═════ Recorded information

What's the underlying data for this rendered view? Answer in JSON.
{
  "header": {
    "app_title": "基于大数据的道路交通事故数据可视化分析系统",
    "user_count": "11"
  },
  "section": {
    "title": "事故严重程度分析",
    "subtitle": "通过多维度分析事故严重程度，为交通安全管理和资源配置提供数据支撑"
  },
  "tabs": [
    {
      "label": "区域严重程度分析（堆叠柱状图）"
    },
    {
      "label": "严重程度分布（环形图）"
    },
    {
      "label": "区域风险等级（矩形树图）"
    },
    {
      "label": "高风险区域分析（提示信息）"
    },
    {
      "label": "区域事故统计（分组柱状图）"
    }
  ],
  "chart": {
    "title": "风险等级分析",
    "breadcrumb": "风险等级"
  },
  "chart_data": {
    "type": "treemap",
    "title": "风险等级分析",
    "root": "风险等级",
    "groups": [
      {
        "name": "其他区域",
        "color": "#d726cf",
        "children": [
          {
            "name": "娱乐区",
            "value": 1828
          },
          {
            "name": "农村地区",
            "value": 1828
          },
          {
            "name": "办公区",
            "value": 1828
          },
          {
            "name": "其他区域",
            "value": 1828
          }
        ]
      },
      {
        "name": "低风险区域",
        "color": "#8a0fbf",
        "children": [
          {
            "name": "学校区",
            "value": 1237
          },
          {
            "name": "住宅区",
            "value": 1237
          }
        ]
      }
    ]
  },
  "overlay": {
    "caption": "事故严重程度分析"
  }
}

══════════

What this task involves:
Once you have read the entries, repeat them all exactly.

Reply to the exercise:
What's the underlying data for this rendered view? Answer in JSON.
{
  "header": {
    "app_title": "基于大数据的道路交通事故数据可视化分析系统",
    "user_count": "11"
  },
  "section": {
    "title": "事故严重程度分析",
    "subtitle": "通过多维度分析事故严重程度，为交通安全管理和资源配置提供数据支撑"
  },
  "tabs": [
    {
      "label": "区域严重程度分析（堆叠柱状图）"
    },
    {
      "label": "严重程度分布（环形图）"
    },
    {
      "label": "区域风险等级（矩形树图）"
    },
    {
      "label": "高风险区域分析（提示信息）"
    },
    {
      "label": "区域事故统计（分组柱状图）"
    }
  ],
  "chart": {
    "title": "风险等级分析",
    "breadcrumb": "风险等级"
  },
  "chart_data": {
    "type": "treemap",
    "title": "风险等级分析",
    "root": "风险等级",
    "groups": [
      {
        "name": "其他区域",
        "color": "#d726cf",
        "children": [
          {
            "name": "娱乐区",
            "value": 1828
          },
          {
            "name": "农村地区",
            "value": 1828
          },
          {
            "name": "办公区",
            "value": 1828
          },
          {
            "name": "其他区域",
            "value": 1828
          }
        ]
      },
      {
        "name": "低风险区域",
        "color": "#8a0fbf",
        "children": [
          {
            "name": "学校区",
            "value": 1237
          },
          {
            "name": "住宅区",
            "value": 1237
          }
        ]
      }
    ]
  },
  "overlay": {
    "caption": "事故严重程度分析"
  }
}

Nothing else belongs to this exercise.